NEW YORK — A private research group says its measure of future economic activity rose 0.4 percent in March, the ninth straight monthly increase.
The gains in the index suggest that the economy will strengthen as summer approaches, despite rising oil and food prices and the impact of the earthquake in Japan, the world’s third-largest economy.
The Conference Board’s index of leading economic indicators began moving sharply higher last fall as the jobless rate dropped and the stock market rallied. It had risen a revised 1.0 percent in February.
In March, it got a boost from signs of growing demand in the U.S. manufacturing sector and a rebound from a five-decade low in building permits.
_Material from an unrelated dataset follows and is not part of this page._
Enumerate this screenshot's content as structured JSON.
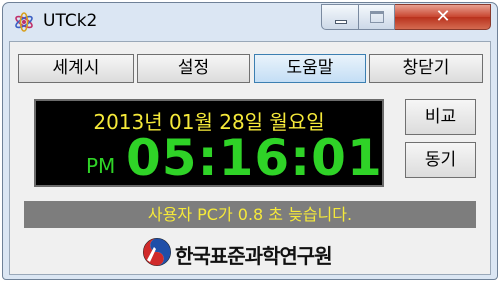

The permits signal future construction in the housing market.
Economists surveyed by FactSet had expected the index to grow 0.3 percent in March.